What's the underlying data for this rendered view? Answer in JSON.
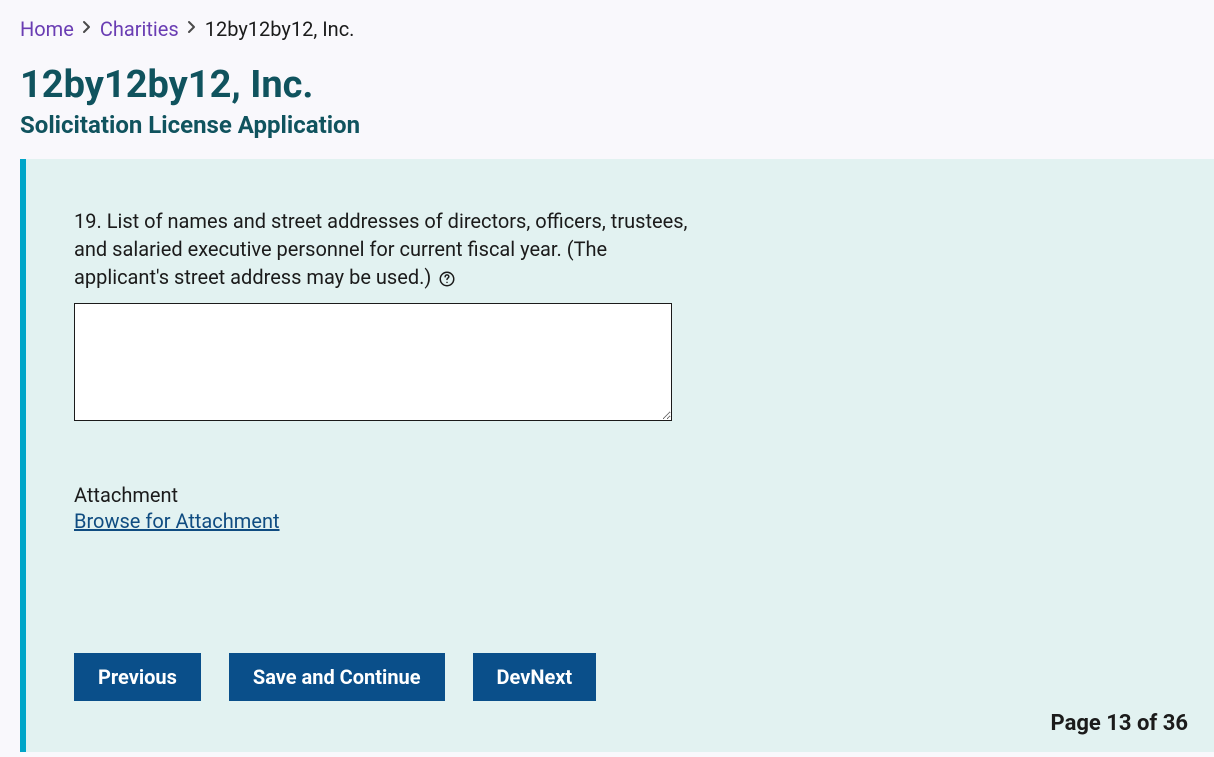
{
  "breadcrumb": {
    "home": "Home",
    "charities": "Charities",
    "current": "12by12by12, Inc."
  },
  "header": {
    "title": "12by12by12, Inc.",
    "subtitle": "Solicitation License Application"
  },
  "form": {
    "question_text": "19. List of names and street addresses of directors, officers, trustees, and salaried executive personnel for current fiscal year. (The applicant's street address may be used.)",
    "textarea_value": "",
    "attachment_label": "Attachment",
    "browse_label": "Browse for Attachment"
  },
  "buttons": {
    "previous": "Previous",
    "save_continue": "Save and Continue",
    "devnext": "DevNext"
  },
  "pager": {
    "text": "Page 13 of 36"
  }
}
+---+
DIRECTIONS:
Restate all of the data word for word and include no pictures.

SOLUTION TO THIS PROBLEM:
What's the underlying data for this rendered view? Answer in JSON.
{
  "breadcrumb": {
    "home": "Home",
    "charities": "Charities",
    "current": "12by12by12, Inc."
  },
  "header": {
    "title": "12by12by12, Inc.",
    "subtitle": "Solicitation License Application"
  },
  "form": {
    "question_text": "19. List of names and street addresses of directors, officers, trustees, and salaried executive personnel for current fiscal year. (The applicant's street address may be used.)",
    "textarea_value": "",
    "attachment_label": "Attachment",
    "browse_label": "Browse for Attachment"
  },
  "buttons": {
    "previous": "Previous",
    "save_continue": "Save and Continue",
    "devnext": "DevNext"
  },
  "pager": {
    "text": "Page 13 of 36"
  }
}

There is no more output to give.